  5. Don’t believe everything that’s thought or felt. Trigger reactions happen in the limbic, or emotional center of the brain, so it can be irrational. It often elicits the part of us that cannot hear or listen to reason. Question the quality of your thoughts and feelings. How do they show up? Why do they show up that way? What does it mean to you? Recognize they’re not an evaluation of who you are, or a sign of your progress. They’re not set in stone and are often not factual but rather associations you make and can be disruptive because your mind is trying to protect you.
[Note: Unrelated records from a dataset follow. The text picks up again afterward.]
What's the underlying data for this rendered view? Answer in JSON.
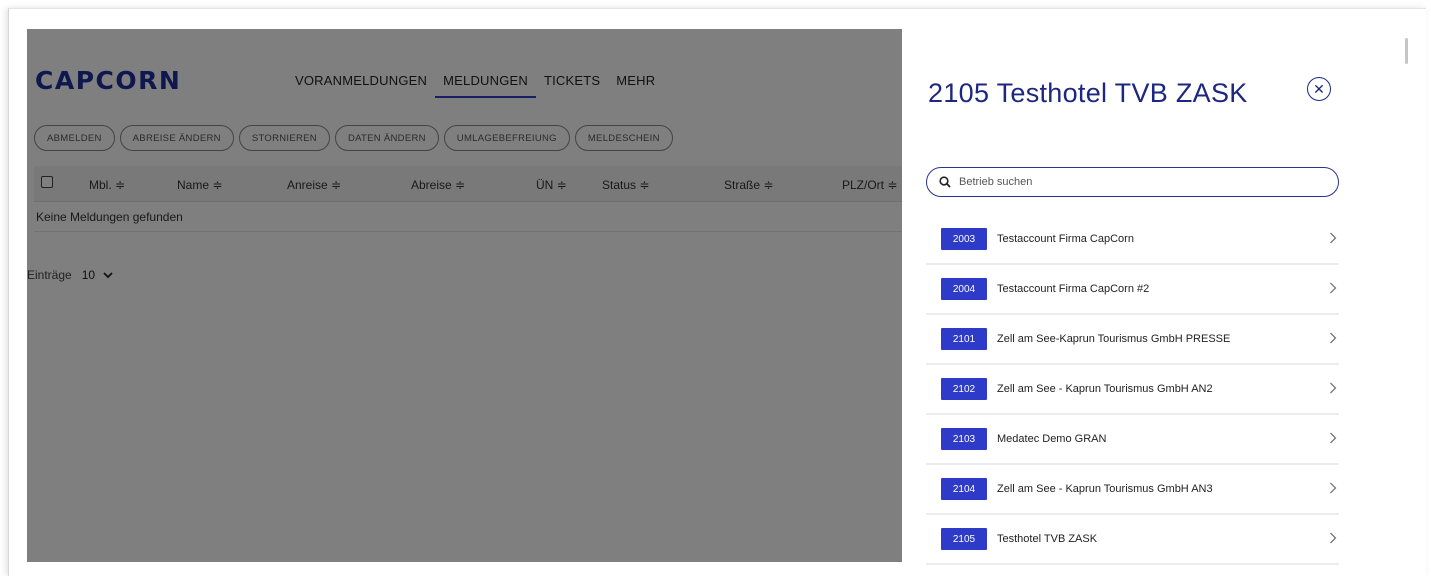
{
  "app": {
    "logo": "CAPCORN",
    "nav": [
      "VORANMELDUNGEN",
      "MELDUNGEN",
      "TICKETS",
      "MEHR"
    ],
    "actions": [
      "ABMELDEN",
      "ABREISE ÄNDERN",
      "STORNIEREN",
      "DATEN ÄNDERN",
      "UMLAGEBEFREIUNG",
      "MELDESCHEIN"
    ],
    "columns": [
      "Mbl. ≑",
      "Name ≑",
      "Anreise ≑",
      "Abreise ≑",
      "ÜN ≑",
      "Status ≑",
      "Straße ≑",
      "PLZ/Ort ≑"
    ],
    "empty_message": "Keine Meldungen gefunden",
    "entries_label": "Einträge",
    "entries_value": "10"
  },
  "panel": {
    "title": "2105 Testhotel TVB ZASK",
    "search_placeholder": "Betrieb suchen",
    "items": [
      {
        "code": "2003",
        "name": "Testaccount Firma CapCorn"
      },
      {
        "code": "2004",
        "name": "Testaccount Firma CapCorn #2"
      },
      {
        "code": "2101",
        "name": "Zell am See-Kaprun Tourismus GmbH PRESSE"
      },
      {
        "code": "2102",
        "name": "Zell am See - Kaprun Tourismus GmbH AN2"
      },
      {
        "code": "2103",
        "name": "Medatec Demo GRAN"
      },
      {
        "code": "2104",
        "name": "Zell am See - Kaprun Tourismus GmbH AN3"
      },
      {
        "code": "2105",
        "name": "Testhotel TVB ZASK"
      }
    ]
  },
  "colors": {
    "brand": "#1d2f9c",
    "badge": "#2e3bc8",
    "title": "#1d2680",
    "overlay": "rgba(0,0,0,0.5)"
  }
}
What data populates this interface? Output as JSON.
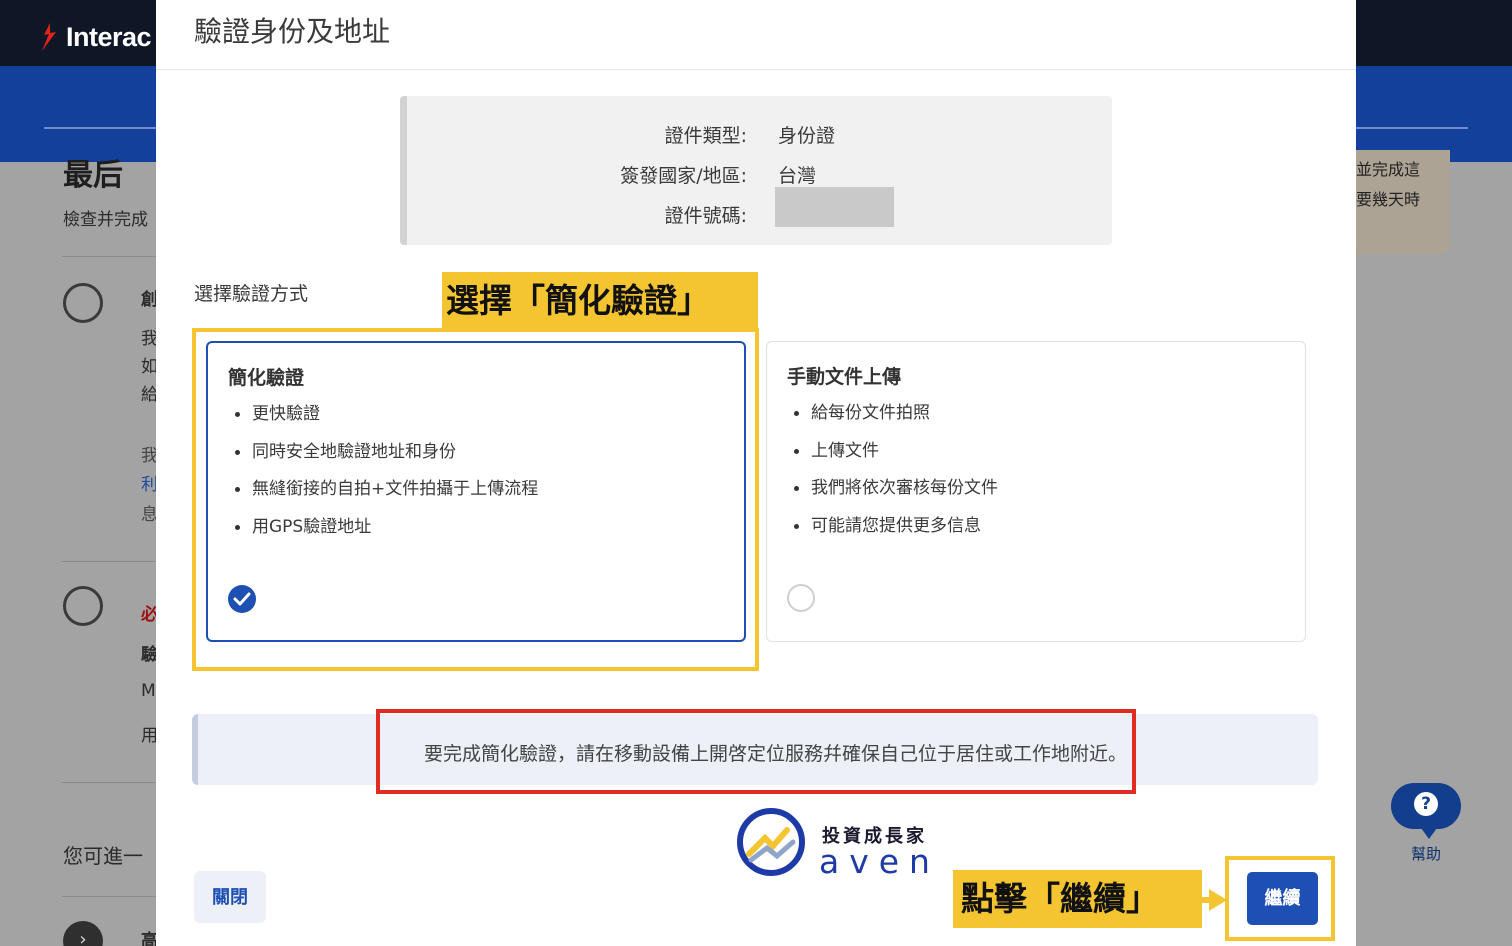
{
  "background": {
    "brand": "Interac",
    "heading_fragment": "最后",
    "subtitle_fragment": "檢查并完成",
    "item1_letter": "創",
    "item1_lines": [
      "我",
      "如",
      "給"
    ],
    "item1_extra": [
      "我",
      "利",
      "息"
    ],
    "item2_letter": "必",
    "item2_line_a": "驗",
    "item2_line_b": "M",
    "item2_line_c": "用",
    "more_text": "您可進一",
    "more_third": "高",
    "right_card_lines": [
      "並完成這",
      "要幾天時"
    ],
    "help_label": "幫助",
    "help_symbol": "?"
  },
  "modal": {
    "title": "驗證身份及地址",
    "details": [
      {
        "label": "證件類型:",
        "value": "身份證"
      },
      {
        "label": "簽發國家/地區:",
        "value": "台灣"
      },
      {
        "label": "證件號碼:",
        "value": ""
      }
    ],
    "method_label": "選擇驗證方式",
    "options": [
      {
        "title": "簡化驗證",
        "bullets": [
          "更快驗證",
          "同時安全地驗證地址和身份",
          "無縫銜接的自拍+文件拍攝于上傳流程",
          "用GPS驗證地址"
        ],
        "selected": true
      },
      {
        "title": "手動文件上傳",
        "bullets": [
          "給每份文件拍照",
          "上傳文件",
          "我們將依次審核每份文件",
          "可能請您提供更多信息"
        ],
        "selected": false
      }
    ],
    "notice": "要完成簡化驗證，請在移動設備上開啓定位服務幷確保自己位于居住或工作地附近。",
    "close_label": "關閉",
    "continue_label": "繼續"
  },
  "annotations": {
    "callout_select": "選擇「簡化驗證」",
    "callout_continue": "點擊「繼續」"
  },
  "watermark": {
    "top": "投資成長家",
    "bottom": "aven"
  },
  "colors": {
    "primary": "#1e4fb3",
    "highlight_yellow": "#f4c531",
    "highlight_red": "#e02b22",
    "topbar": "#0f1626",
    "header_band": "#12409a"
  }
}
Thoughts and feelings can be reframed and shift.
  6. Realize that not all thoughts and feelings, whether emotionally or somatically/physiologically need to be reacted to. We give too much credence to our thoughts and feelings and have the impression we must always react to them. They’re helpful in letting you know what’s meaningful to you, but that doesn’t mean you have to instantaneously react to them.
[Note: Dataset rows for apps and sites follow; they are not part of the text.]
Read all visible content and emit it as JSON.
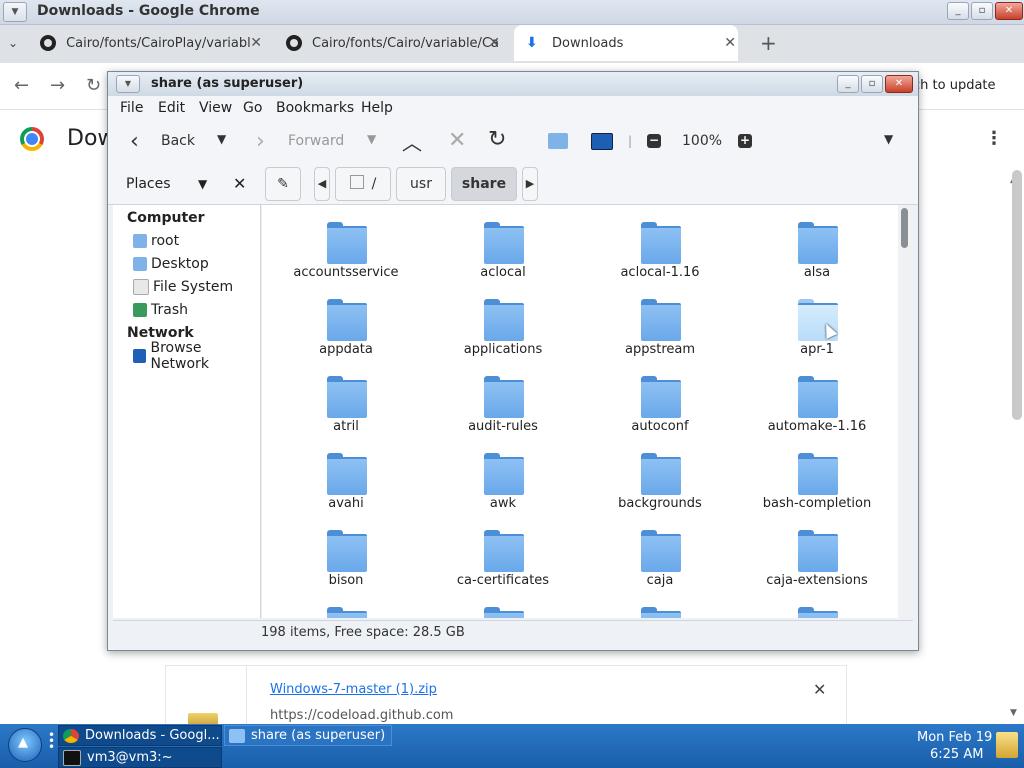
{
  "chrome": {
    "window_title": "Downloads - Google Chrome",
    "tabs": [
      {
        "label": "Cairo/fonts/CairoPlay/variabl",
        "icon": "github-icon"
      },
      {
        "label": "Cairo/fonts/Cairo/variable/Ca",
        "icon": "github-icon"
      },
      {
        "label": "Downloads",
        "icon": "download-icon"
      }
    ],
    "update_label": "ch to update",
    "page_heading": "Dow",
    "download_item": {
      "filename": "Windows-7-master (1).zip",
      "url": "https://codeload.github.com"
    }
  },
  "caja": {
    "window_title": "share (as superuser)",
    "menus": [
      "File",
      "Edit",
      "View",
      "Go",
      "Bookmarks",
      "Help"
    ],
    "toolbar": {
      "back": "Back",
      "forward": "Forward",
      "zoom": "100%"
    },
    "places_label": "Places",
    "path": [
      "/",
      "usr",
      "share"
    ],
    "sidebar": {
      "computer_heading": "Computer",
      "computer_items": [
        "root",
        "Desktop",
        "File System",
        "Trash"
      ],
      "network_heading": "Network",
      "network_items": [
        "Browse Network"
      ]
    },
    "folders": [
      "accountsservice",
      "aclocal",
      "aclocal-1.16",
      "alsa",
      "appdata",
      "applications",
      "appstream",
      "apr-1",
      "atril",
      "audit-rules",
      "autoconf",
      "automake-1.16",
      "avahi",
      "awk",
      "backgrounds",
      "bash-completion",
      "bison",
      "ca-certificates",
      "caja",
      "caja-extensions"
    ],
    "hovered_folder": "apr-1",
    "status": "198 items, Free space: 28.5 GB"
  },
  "taskbar": {
    "tasks": [
      {
        "label": "Downloads - Googl...",
        "active": true
      },
      {
        "label": "share (as superuser)",
        "active": false
      },
      {
        "label": "vm3@vm3:~",
        "active": false
      }
    ],
    "date": "Mon Feb 19",
    "time": "6:25 AM"
  }
}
    Perpetually keep in mind that your behaviors are a choice even if it doesn’t feel like it in the moment. Take the time to gently and compassionately remind yourself that you are the CEO of your life and get to make decisions on your own behalf.
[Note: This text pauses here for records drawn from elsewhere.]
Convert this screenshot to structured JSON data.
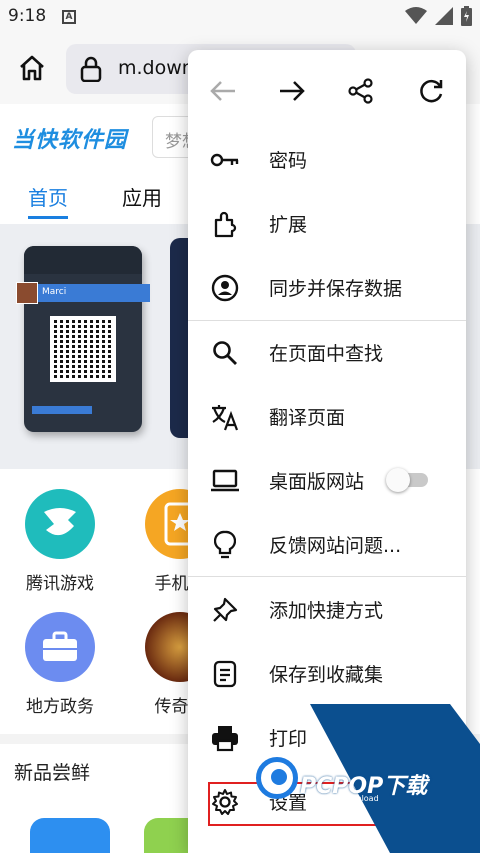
{
  "status_bar": {
    "time": "9:18",
    "notification_letter": "A"
  },
  "toolbar": {
    "url": "m.down"
  },
  "page": {
    "site_logo": "当快软件园",
    "search_placeholder": "梦想",
    "tabs": [
      "首页",
      "应用"
    ],
    "apps_row1": [
      {
        "label": "腾讯游戏",
        "color": "#1fbcbc"
      },
      {
        "label": "手机必",
        "color": "#f5a623"
      }
    ],
    "apps_row2": [
      {
        "label": "地方政务",
        "color": "#6c8cf0"
      },
      {
        "label": "传奇手",
        "color": "#6a2a10"
      }
    ],
    "section_title": "新品尝鲜",
    "banner_user": "Marci"
  },
  "menu": {
    "items": [
      {
        "label": "密码",
        "icon": "key-icon"
      },
      {
        "label": "扩展",
        "icon": "puzzle-icon"
      },
      {
        "label": "同步并保存数据",
        "icon": "account-circle-icon"
      },
      {
        "label": "在页面中查找",
        "icon": "search-icon"
      },
      {
        "label": "翻译页面",
        "icon": "translate-icon"
      },
      {
        "label": "桌面版网站",
        "icon": "laptop-icon",
        "toggle": false
      },
      {
        "label": "反馈网站问题...",
        "icon": "lightbulb-icon"
      },
      {
        "label": "添加快捷方式",
        "icon": "pin-icon"
      },
      {
        "label": "保存到收藏集",
        "icon": "collection-icon"
      },
      {
        "label": "打印",
        "icon": "printer-icon"
      },
      {
        "label": "设置",
        "icon": "gear-icon"
      }
    ]
  },
  "watermark": {
    "title": "PCPOP下载",
    "subtitle": "PCPOP Download"
  },
  "colors": {
    "accent": "#1a7fe0",
    "highlight": "#e02020",
    "watermark_blue": "#0b4f8f"
  }
}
    Take time to observe, name, contemplate and evaluate your triggers. Ask yourself, “What triggered me?” “Why was I triggered?” “What does this connect to (e.g., is a projection, is rubbing up against a core value, a negative belief about myself or a wounded part of myself, etc.)?” “How did I previously behave based on my reaction and automatic responses?” and “How do I want to currently behave based on my values, my best self and who I strive to be?”

  7. Thank your mind for its generosity and graciousness in making you aware of your unhealed parts or unresolved issues through your triggers. It’s your brain and body’s way of protecting you from discomfort and “danger.” When you are triggered it’s emblematic of your need to self-reflect and gain insight as to your wounded parts and/or the unresolved issues that you still need to attend to. You can create new neural networks in your brain and rewire your nervous system to perceive and react to things differently going forward. You can reframe things and notice your resilience, how much you’ve grown, and your ability to change.
  8. Recognize that your journey to act in the realm of your values will be an ongoing commitment and practice with slips and triggers along the way. Give yourself some grace. Remind yourself that you’re attempting to change years of conditioned behaviors and develop a compassionate relationship with yourself and others as you and they work toward healing and growth. You and others will be more open to change and recalibrating when it’s necessary when feeling free of judgment and are nurtured and supported.

When you learn to gain deeper awareness around your triggers, can self-soothe and act mindfully, then you can shift from self-blame and/or projection onto others, to accountability, sharing and connection. Triggers are little gifts enhancing your ability to notice unhealed or unresolved parts of yourself, and pointing directly to where you have personal work to do. These moments can be appreciated and celebrated on your journey toward growth and enhancement.

Here is a Manifesting Connected Relationships Guided Meditation led by me.